# [Work required]
The full listing should be set down again precisely.

>>>>

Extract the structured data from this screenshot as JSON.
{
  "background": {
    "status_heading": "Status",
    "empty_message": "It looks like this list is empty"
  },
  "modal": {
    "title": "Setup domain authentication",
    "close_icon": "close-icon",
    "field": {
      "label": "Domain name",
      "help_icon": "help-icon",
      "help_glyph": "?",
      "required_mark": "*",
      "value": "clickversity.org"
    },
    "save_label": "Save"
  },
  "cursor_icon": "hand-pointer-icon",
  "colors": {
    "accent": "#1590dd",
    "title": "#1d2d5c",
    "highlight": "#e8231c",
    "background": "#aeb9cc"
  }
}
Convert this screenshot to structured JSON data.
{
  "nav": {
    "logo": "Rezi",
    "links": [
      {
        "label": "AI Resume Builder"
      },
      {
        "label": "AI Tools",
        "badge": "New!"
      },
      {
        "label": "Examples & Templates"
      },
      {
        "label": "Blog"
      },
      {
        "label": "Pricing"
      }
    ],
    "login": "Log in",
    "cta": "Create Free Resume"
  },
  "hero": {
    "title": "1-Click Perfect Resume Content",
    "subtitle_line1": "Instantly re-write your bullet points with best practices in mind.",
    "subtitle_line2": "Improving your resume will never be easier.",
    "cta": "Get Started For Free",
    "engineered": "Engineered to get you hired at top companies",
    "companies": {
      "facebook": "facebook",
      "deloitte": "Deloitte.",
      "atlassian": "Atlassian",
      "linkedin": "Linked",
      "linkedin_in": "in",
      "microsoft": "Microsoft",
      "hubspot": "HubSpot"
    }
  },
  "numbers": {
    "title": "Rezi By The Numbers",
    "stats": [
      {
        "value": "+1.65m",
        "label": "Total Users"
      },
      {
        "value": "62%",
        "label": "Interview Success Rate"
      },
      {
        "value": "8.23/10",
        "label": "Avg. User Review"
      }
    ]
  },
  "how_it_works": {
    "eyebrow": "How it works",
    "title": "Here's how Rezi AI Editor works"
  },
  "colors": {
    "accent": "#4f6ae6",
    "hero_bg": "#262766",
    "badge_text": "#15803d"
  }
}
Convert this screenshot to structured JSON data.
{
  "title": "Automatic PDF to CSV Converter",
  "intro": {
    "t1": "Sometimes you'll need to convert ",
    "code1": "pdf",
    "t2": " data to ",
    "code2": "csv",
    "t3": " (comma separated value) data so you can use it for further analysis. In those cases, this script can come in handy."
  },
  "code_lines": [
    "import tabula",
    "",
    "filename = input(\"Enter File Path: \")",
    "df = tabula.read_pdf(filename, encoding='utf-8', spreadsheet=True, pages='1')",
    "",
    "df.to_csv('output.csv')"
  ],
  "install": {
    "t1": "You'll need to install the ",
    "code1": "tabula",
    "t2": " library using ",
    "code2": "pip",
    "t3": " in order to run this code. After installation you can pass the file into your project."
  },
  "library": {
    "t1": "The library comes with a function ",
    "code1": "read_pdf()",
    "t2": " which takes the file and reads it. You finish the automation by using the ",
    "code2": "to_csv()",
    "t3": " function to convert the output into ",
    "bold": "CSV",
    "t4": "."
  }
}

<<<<

# [Answer for this exercise]
Extract the structured data from this screenshot as JSON.
{
  "background": {
    "status_heading": "Status",
    "empty_message": "It looks like this list is empty"
  },
  "modal": {
    "title": "Setup domain authentication",
    "close_icon": "close-icon",
    "field": {
      "label": "Domain name",
      "help_icon": "help-icon",
      "help_glyph": "?",
      "required_mark": "*",
      "value": "clickversity.org"
    },
    "save_label": "Save"
  },
  "cursor_icon": "hand-pointer-icon",
  "colors": {
    "accent": "#1590dd",
    "title": "#1d2d5c",
    "highlight": "#e8231c",
    "background": "#aeb9cc"
  }
}
Convert this screenshot to structured JSON data.
{
  "nav": {
    "logo": "Rezi",
    "links": [
      {
        "label": "AI Resume Builder"
      },
      {
        "label": "AI Tools",
        "badge": "New!"
      },
      {
        "label": "Examples & Templates"
      },
      {
        "label": "Blog"
      },
      {
        "label": "Pricing"
      }
    ],
    "login": "Log in",
    "cta": "Create Free Resume"
  },
  "hero": {
    "title": "1-Click Perfect Resume Content",
    "subtitle_line1": "Instantly re-write your bullet points with best practices in mind.",
    "subtitle_line2": "Improving your resume will never be easier.",
    "cta": "Get Started For Free",
    "engineered": "Engineered to get you hired at top companies",
    "companies": {
      "facebook": "facebook",
      "deloitte": "Deloitte.",
      "atlassian": "Atlassian",
      "linkedin": "Linked",
      "linkedin_in": "in",
      "microsoft": "Microsoft",
      "hubspot": "HubSpot"
    }
  },
  "numbers": {
    "title": "Rezi By The Numbers",
    "stats": [
      {
        "value": "+1.65m",
        "label": "Total Users"
      },
      {
        "value": "62%",
        "label": "Interview Success Rate"
      },
      {
        "value": "8.23/10",
        "label": "Avg. User Review"
      }
    ]
  },
  "how_it_works": {
    "eyebrow": "How it works",
    "title": "Here's how Rezi AI Editor works"
  },
  "colors": {
    "accent": "#4f6ae6",
    "hero_bg": "#262766",
    "badge_text": "#15803d"
  }
}
Convert this screenshot to structured JSON data.
{
  "title": "Automatic PDF to CSV Converter",
  "intro": {
    "t1": "Sometimes you'll need to convert ",
    "code1": "pdf",
    "t2": " data to ",
    "code2": "csv",
    "t3": " (comma separated value) data so you can use it for further analysis. In those cases, this script can come in handy."
  },
  "code_lines": [
    "import tabula",
    "",
    "filename = input(\"Enter File Path: \")",
    "df = tabula.read_pdf(filename, encoding='utf-8', spreadsheet=True, pages='1')",
    "",
    "df.to_csv('output.csv')"
  ],
  "install": {
    "t1": "You'll need to install the ",
    "code1": "tabula",
    "t2": " library using ",
    "code2": "pip",
    "t3": " in order to run this code. After installation you can pass the file into your project."
  },
  "library": {
    "t1": "The library comes with a function ",
    "code1": "read_pdf()",
    "t2": " which takes the file and reads it. You finish the automation by using the ",
    "code2": "to_csv()",
    "t3": " function to convert the output into ",
    "bold": "CSV",
    "t4": "."
  }
}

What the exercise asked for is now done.